Dr. Pranav Nirmalbhai Shah
Dr. Suhani P. Shah
P.F. Sealents
What is a Sealent?

A sealant is a clear shaded plastic material that is applied to the chewing surfaces of the back teeth where decay occurs most often. This sealant acts as a barrier, protecting the decay-prone areas of the teeth from plaque and acid attack.

Why are Sealents necessary?

When the teeth are developing, depressions and grooves form in the chewing surfaces of the enamel. These features are called pits and fissures. They are tough to clean, because the bristles of a toothbrush may not reach into them. Therefore, pits and fissures are snug places for plague and bits of food to hide. By forming a thin covering over the pits and fissures, sealants keep out plaque and food and thus decrease the risk of decay.

Who should have Sealent applied?

Although children receive significant benefits from sealents, adults can also be at risk for pit and fissure decay and thus be candidates for sealents. Sealents are also recommended for those who receive topical applications of fluoride and who live in communities with fluoridated water. Fluoride helps fight decay on the smooth surfaces of the teeth, but it is less effective in pits and fissures.

How are Sealents applied?

Each tooth takes only a few minutes to seal. First the teeth that will be sealed are cleaned. The chewing surfaces are then etched (roughened) with a weak acidic solution to help the sealant adheres to the teeth. Finally, the sealant is brushed on the tooth enamel and allowed to set. Some sealant need a special curing light to help them harden, others do not.

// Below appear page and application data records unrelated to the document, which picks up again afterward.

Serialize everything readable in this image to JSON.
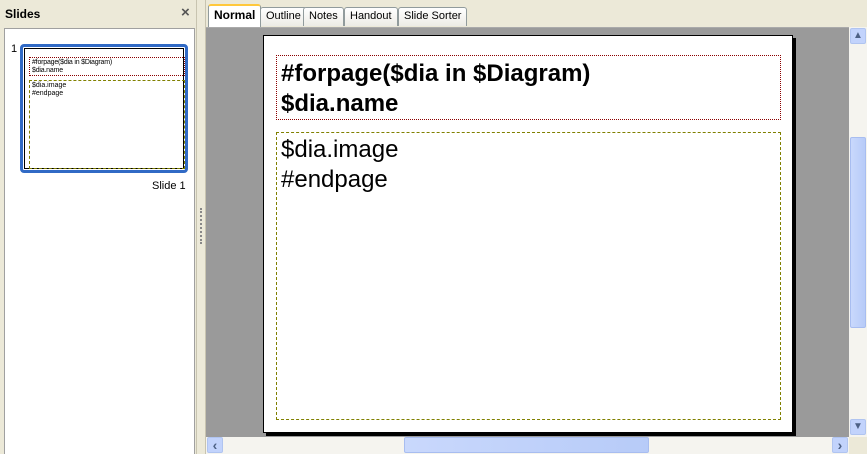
{
  "slides_panel": {
    "title": "Slides",
    "close_icon": "×",
    "slide_number": "1",
    "slide_label": "Slide 1",
    "thumb_title": [
      "#forpage($dia in $Diagram)",
      "$dia.name"
    ],
    "thumb_body": [
      "$dia.image",
      "#endpage"
    ]
  },
  "tabs": [
    {
      "label": "Normal",
      "active": true
    },
    {
      "label": "Outline"
    },
    {
      "label": "Notes"
    },
    {
      "label": "Handout"
    },
    {
      "label": "Slide Sorter"
    }
  ],
  "slide": {
    "title_lines": [
      "#forpage($dia in $Diagram)",
      "$dia.name"
    ],
    "body_lines": [
      "$dia.image",
      "#endpage"
    ]
  },
  "scroll": {
    "up": "▲",
    "down": "▼",
    "left": "‹",
    "right": "›"
  }
}
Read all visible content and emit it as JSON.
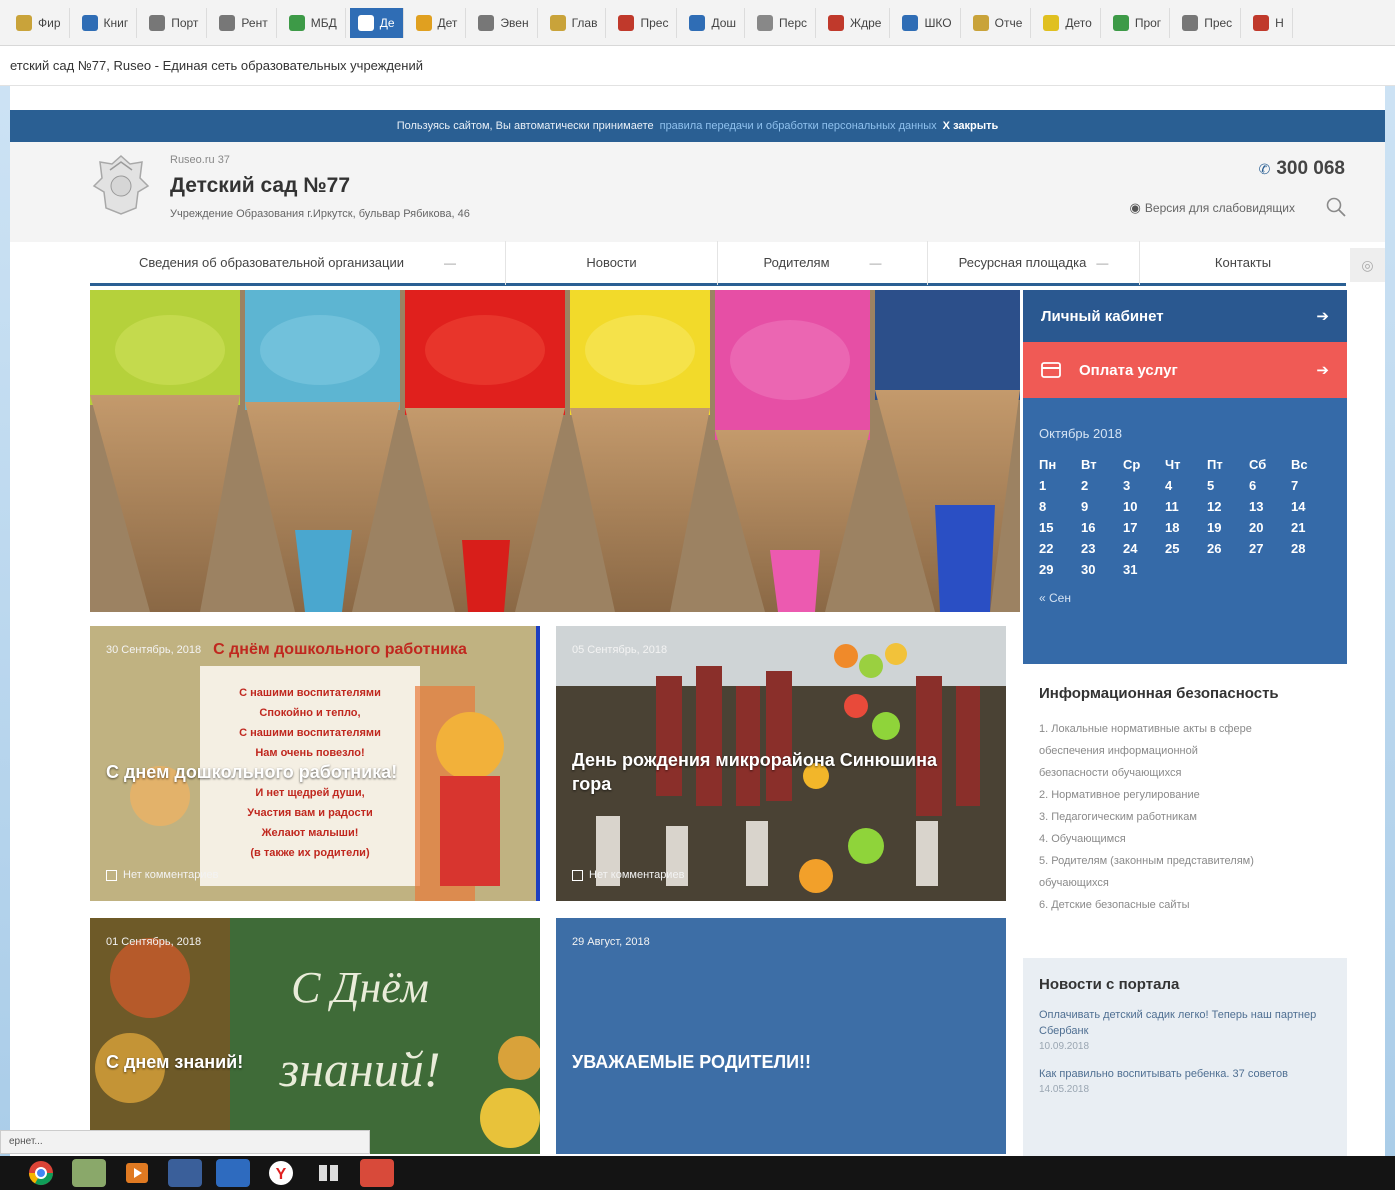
{
  "bookmarks": [
    {
      "label": "Фир",
      "color": "#c9a33a"
    },
    {
      "label": "Книг",
      "color": "#2f6db5"
    },
    {
      "label": "Порт",
      "color": "#777777"
    },
    {
      "label": "Рент",
      "color": "#777777"
    },
    {
      "label": "МБД",
      "color": "#3d9a47"
    },
    {
      "label": "Де",
      "color": "#ffffff",
      "active": true
    },
    {
      "label": "Дет",
      "color": "#e0a020"
    },
    {
      "label": "Эвен",
      "color": "#777777"
    },
    {
      "label": "Глав",
      "color": "#c9a33a"
    },
    {
      "label": "Прес",
      "color": "#c0392b"
    },
    {
      "label": "Дош",
      "color": "#2f6db5"
    },
    {
      "label": "Перс",
      "color": "#888888"
    },
    {
      "label": "Ждре",
      "color": "#c0392b"
    },
    {
      "label": "ШКО",
      "color": "#2f6db5"
    },
    {
      "label": "Отче",
      "color": "#c9a33a"
    },
    {
      "label": "Дето",
      "color": "#e0c020"
    },
    {
      "label": "Прог",
      "color": "#3d9a47"
    },
    {
      "label": "Прес",
      "color": "#777777"
    },
    {
      "label": "Н",
      "color": "#c0392b"
    }
  ],
  "browser": {
    "page_title": "етский сад №77, Ruseo - Единая сеть образовательных учреждений"
  },
  "cookie": {
    "text": "Пользуясь сайтом, Вы автоматически принимаете",
    "link": "правила передачи и обработки персональных данных",
    "close": "X закрыть"
  },
  "header": {
    "site_small": "Ruseo.ru 37",
    "site_name": "Детский сад №77",
    "subtitle": "Учреждение Образования  г.Иркутск, бульвар Рябикова, 46",
    "phone": "300 068",
    "low_vision": "Версия для слабовидящих"
  },
  "nav": [
    {
      "label": "Сведения об образовательной организации",
      "dropdown": true
    },
    {
      "label": "Новости",
      "dropdown": false
    },
    {
      "label": "Родителям",
      "dropdown": true
    },
    {
      "label": "Ресурсная площадка",
      "dropdown": true
    },
    {
      "label": "Контакты",
      "dropdown": false
    }
  ],
  "cards": [
    {
      "date": "30 Сентябрь, 2018",
      "title": "С днем дошкольного работника!",
      "comments": "Нет комментариев"
    },
    {
      "date": "05 Сентябрь, 2018",
      "title": "День рождения микрорайона Синюшина гора",
      "comments": "Нет комментариев"
    },
    {
      "date": "01 Сентябрь, 2018",
      "title": "С днем знаний!",
      "comments": ""
    },
    {
      "date": "29 Август, 2018",
      "title": "УВАЖАЕМЫЕ РОДИТЕЛИ!!",
      "comments": ""
    }
  ],
  "sidebar": {
    "cabinet": "Личный кабинет",
    "payment": "Оплата услуг",
    "calendar": {
      "month": "Октябрь 2018",
      "days_header": [
        "Пн",
        "Вт",
        "Ср",
        "Чт",
        "Пт",
        "Сб",
        "Вс"
      ],
      "days": [
        "1",
        "2",
        "3",
        "4",
        "5",
        "6",
        "7",
        "8",
        "9",
        "10",
        "11",
        "12",
        "13",
        "14",
        "15",
        "16",
        "17",
        "18",
        "19",
        "20",
        "21",
        "22",
        "23",
        "24",
        "25",
        "26",
        "27",
        "28",
        "29",
        "30",
        "31"
      ],
      "prev": "« Сен"
    },
    "infosec": {
      "title": "Информационная безопасность",
      "items": [
        "1. Локальные нормативные акты в сфере",
        "обеспечения информационной",
        "безопасности обучающихся",
        "2. Нормативное регулирование",
        "3. Педагогическим работникам",
        "4. Обучающимся",
        "5. Родителям (законным представителям)",
        "обучающихся",
        "6. Детские безопасные сайты"
      ]
    },
    "portal": {
      "title": "Новости с портала",
      "items": [
        {
          "text": "Оплачивать детский садик легко! Теперь наш партнер Сбербанк",
          "date": "10.09.2018"
        },
        {
          "text": "Как правильно воспитывать ребенка. 37 советов",
          "date": "14.05.2018"
        }
      ]
    }
  },
  "card4_title_part2": "",
  "card3_chalk": {
    "line1": "С Днём",
    "line2": "знаний!"
  },
  "card1_poster": {
    "banner": "С днём дошкольного работника",
    "lines": [
      "С нашими воспитателями",
      "Спокойно и тепло,",
      "С нашими воспитателями",
      "Нам очень повезло!",
      "И нет щедрей души,",
      "Участия вам и радости",
      "Желают малыши!",
      "(в также их родители)"
    ]
  },
  "status_text": "ернет..."
}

Do Sealents need to be applied?

When the sealent is applied, finger like strands penetrate the pits and fissures of the tooth enamel. Although the sealant cannot be seen with the naked eye, the protective effect of these strands continues. As a result, it may be several years before another application of sealant is needed. Reapplication of the sealant will continue the protection against decay and may save the time and expense of having a tooth restored. Sealant will be checked during regular dental visits to determine if reapplication is necessary.

Bone Grafting

Sometimes, when resorption has excessively reduced the jawbone, it can be rebuilt through modern bone grafting techniques. Bone grafts can build up or fill in jawbone defects allowing the placement of dental implants. These techniques represent one of the greatest advances in modern dentistry.

There are generally four types of bone grafts used:

Autografts are those where the bone to be grafted to the jaw is taken, or harvested, from your own body. The area where the bone is harvested from, known as the donor site, is usually the mouth or the hip. This is your own bone and is very compatible with your body. Autografts are generally the best graft technique and usually result in the greatest regeneration of missing jawbone.

Allografts are taken from human donors. Many countries have donor programs where you can specify that in the event of your death, parts may be harvested from your body to save or improve the life of others. Heart transplants are one type of allograft. This can represent one of the greatest "gifts" you can ever give. Bone obtained in this mannor undergoes rigorous tests and sterilization. Your body "converts" the donor bone into your natural bone, thereby rebuilding your resorbed jawbone.

Xenografts are harvested from animals. The animal bone, most commonly bovine (cow), is specially processed to make it biocompatible and sterile. It acts like a "filler" which in time your body will replace with natural bone. After this replacement process is complete dental implants may be placed to support teeth.

Alloplastic grafts are inert, man made synthetic materials. The modern artificial joint replacement procedure uses metal alloplastic grafts. For bone replacement a man made material that mimics natural bone is used. Most often this a form of calcium phosphate. Depending on how it is made, it may be "resorbable" or "non-resorbable". That is, your body may or may not replace the alloplastic graft with your natural bone. In those cases where it is not replaced it acts as a lattice or scaffold upon which natural bone is built. In either case, the end result is to create enough bone for the placement of dental implants.

Modern bone grafting techniques can be nothing short of a miracle for those needing bone replacement.